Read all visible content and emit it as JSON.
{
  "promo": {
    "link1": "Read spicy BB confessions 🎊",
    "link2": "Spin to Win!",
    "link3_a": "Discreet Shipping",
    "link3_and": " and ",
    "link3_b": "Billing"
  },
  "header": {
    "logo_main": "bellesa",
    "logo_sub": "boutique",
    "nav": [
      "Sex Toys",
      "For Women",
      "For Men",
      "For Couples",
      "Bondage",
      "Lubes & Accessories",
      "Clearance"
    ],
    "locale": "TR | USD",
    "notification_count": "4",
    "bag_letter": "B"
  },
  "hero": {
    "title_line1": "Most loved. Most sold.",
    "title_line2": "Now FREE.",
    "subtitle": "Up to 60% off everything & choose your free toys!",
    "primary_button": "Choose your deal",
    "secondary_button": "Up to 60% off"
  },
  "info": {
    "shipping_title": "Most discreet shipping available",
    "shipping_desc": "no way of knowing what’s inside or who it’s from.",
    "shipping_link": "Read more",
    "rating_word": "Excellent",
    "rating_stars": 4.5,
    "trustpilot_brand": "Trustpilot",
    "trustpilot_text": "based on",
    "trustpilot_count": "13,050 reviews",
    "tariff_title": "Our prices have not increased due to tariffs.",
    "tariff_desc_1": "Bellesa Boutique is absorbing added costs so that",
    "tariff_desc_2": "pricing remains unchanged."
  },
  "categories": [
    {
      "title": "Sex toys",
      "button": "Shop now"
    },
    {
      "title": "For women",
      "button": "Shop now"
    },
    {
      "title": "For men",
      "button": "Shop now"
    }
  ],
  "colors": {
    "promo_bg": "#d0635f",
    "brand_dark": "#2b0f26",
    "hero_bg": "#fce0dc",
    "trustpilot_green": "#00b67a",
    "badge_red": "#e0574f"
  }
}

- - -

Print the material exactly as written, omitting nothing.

Read all visible content and emit it as JSON.
{
  "promo": {
    "link1": "Read spicy BB confessions 🎊",
    "link2": "Spin to Win!",
    "link3_a": "Discreet Shipping",
    "link3_and": " and ",
    "link3_b": "Billing"
  },
  "header": {
    "logo_main": "bellesa",
    "logo_sub": "boutique",
    "nav": [
      "Sex Toys",
      "For Women",
      "For Men",
      "For Couples",
      "Bondage",
      "Lubes & Accessories",
      "Clearance"
    ],
    "locale": "TR | USD",
    "notification_count": "4",
    "bag_letter": "B"
  },
  "hero": {
    "title_line1": "Most loved. Most sold.",
    "title_line2": "Now FREE.",
    "subtitle": "Up to 60% off everything & choose your free toys!",
    "primary_button": "Choose your deal",
    "secondary_button": "Up to 60% off"
  },
  "info": {
    "shipping_title": "Most discreet shipping available",
    "shipping_desc": "no way of knowing what’s inside or who it’s from.",
    "shipping_link": "Read more",
    "rating_word": "Excellent",
    "rating_stars": 4.5,
    "trustpilot_brand": "Trustpilot",
    "trustpilot_text": "based on",
    "trustpilot_count": "13,050 reviews",
    "tariff_title": "Our prices have not increased due to tariffs.",
    "tariff_desc_1": "Bellesa Boutique is absorbing added costs so that",
    "tariff_desc_2": "pricing remains unchanged."
  },
  "categories": [
    {
      "title": "Sex toys",
      "button": "Shop now"
    },
    {
      "title": "For women",
      "button": "Shop now"
    },
    {
      "title": "For men",
      "button": "Shop now"
    }
  ],
  "colors": {
    "promo_bg": "#d0635f",
    "brand_dark": "#2b0f26",
    "hero_bg": "#fce0dc",
    "trustpilot_green": "#00b67a",
    "badge_red": "#e0574f"
  }
}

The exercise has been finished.